The U.K. government has outlined plans to crack down on mega CEO salaries by giving shareholders and workers more control over compensation paid to top executives.
Prime Minister Theresa May is considering rules that would require companies to report CEO-to-worker pay ratios. The government is also looking at rules that would give shareholders the ability to veto executive pay packages.
The recommendations are not binding, but they are intended to spark public discussion before the legislative process begins.
The focus on executive pay comes as the pay gap between between British workers and their bosses continues to grow.

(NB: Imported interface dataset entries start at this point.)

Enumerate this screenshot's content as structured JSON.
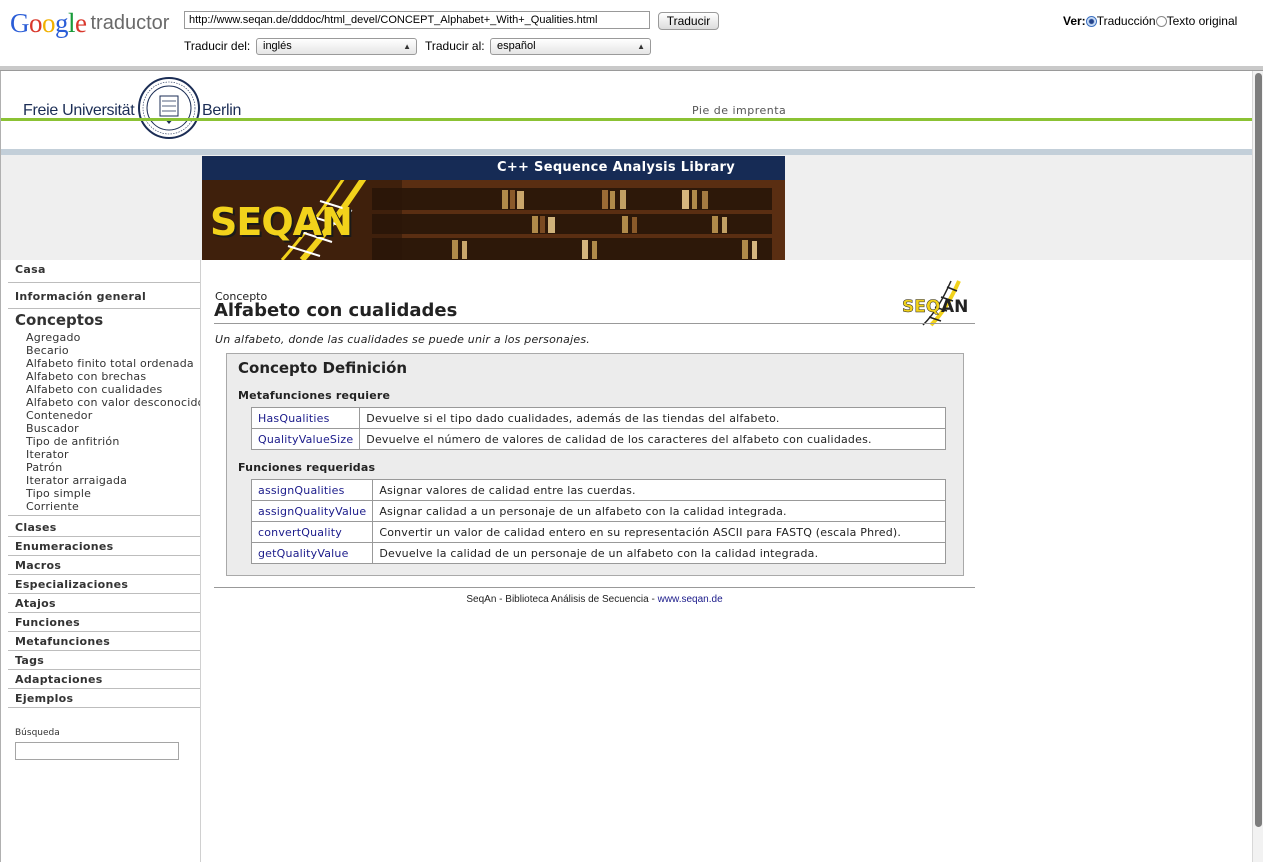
{
  "google": {
    "logo": "Google",
    "product": "traductor",
    "url": "http://www.seqan.de/dddoc/html_devel/CONCEPT_Alphabet+_With+_Qualities.html",
    "translate_button": "Traducir",
    "from_label": "Traducir del:",
    "from_value": "inglés",
    "to_label": "Traducir al:",
    "to_value": "español",
    "view_label": "Ver:",
    "view_translation": "Traducción",
    "view_original": "Texto original"
  },
  "fu": {
    "name": "Freie Universität",
    "city": "Berlin",
    "imprint": "Pie de imprenta"
  },
  "banner": {
    "title": "C++ Sequence Analysis Library",
    "logo": "SEQAN"
  },
  "sidebar": {
    "home": "Casa",
    "overview": "Información general",
    "concepts": "Conceptos",
    "concept_items": [
      "Agregado",
      "Becario",
      "Alfabeto finito total ordenada",
      "Alfabeto con brechas",
      "Alfabeto con cualidades",
      "Alfabeto con valor desconocido",
      "Contenedor",
      "Buscador",
      "Tipo de anfitrión",
      "Iterator",
      "Patrón",
      "Iterator arraigada",
      "Tipo simple",
      "Corriente"
    ],
    "sections": [
      "Clases",
      "Enumeraciones",
      "Macros",
      "Especializaciones",
      "Atajos",
      "Funciones",
      "Metafunciones",
      "Tags",
      "Adaptaciones",
      "Ejemplos"
    ],
    "search_label": "Búsqueda"
  },
  "main": {
    "kicker": "Concepto",
    "title": "Alfabeto con cualidades",
    "description": "Un alfabeto, donde las cualidades se puede unir a los personajes.",
    "definition_title": "Concepto Definición",
    "metafunctions_title": "Metafunciones requiere",
    "metafunctions": [
      {
        "name": "HasQualities",
        "desc": "Devuelve si el tipo dado cualidades, además de las tiendas del alfabeto."
      },
      {
        "name": "QualityValueSize",
        "desc": "Devuelve el número de valores de calidad de los caracteres del alfabeto con cualidades."
      }
    ],
    "functions_title": "Funciones requeridas",
    "functions": [
      {
        "name": "assignQualities",
        "desc": "Asignar valores de calidad entre las cuerdas."
      },
      {
        "name": "assignQualityValue",
        "desc": "Asignar calidad a un personaje de un alfabeto con la calidad integrada."
      },
      {
        "name": "convertQuality",
        "desc": "Convertir un valor de calidad entero en su representación ASCII para FASTQ (escala Phred)."
      },
      {
        "name": "getQualityValue",
        "desc": "Devuelve la calidad de un personaje de un alfabeto con la calidad integrada."
      }
    ]
  },
  "footer": {
    "text": "SeqAn - Biblioteca Análisis de Secuencia - ",
    "link": "www.seqan.de"
  }
}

The CEOs of big British companies were paid 131 times the wage of their average employee in the most recent financial year, according a report by the High Pay Centre. That's up from a ratio of 47 times in 1998.
Meanwhile, the pay of CEOs at the top firms on the London Stock Exchange has quadrupled to an average of £4.3 million ($5.4 million) in less than 20 years. The increase far outstrips the modest growth in worker pay.
May promised in July that she would get tough on "irresponsible" big business. But her move to put a lid on executive pay is not without its critics.
"I completely agree with the government's aim, which is to get pay to be fairer and more equal. But I have significant concerns for how they're hoping to achieve this aim," said Alex Edmans, a finance professor at the London Business School.
Edmans said he was concerned that requiring companies to report their CEO-to-worker pay ratio could encourage top execs to pay their workers more, but overlook other important issues related to worker benefits and flexible working hours.
"The only thing you're incentivized to give to employees is salary and nothing else," he said.
The British public shocked the world by voting in June to leave the European Union.
May said the referendum was proof that voters don't want an economy that works for only a privileged few.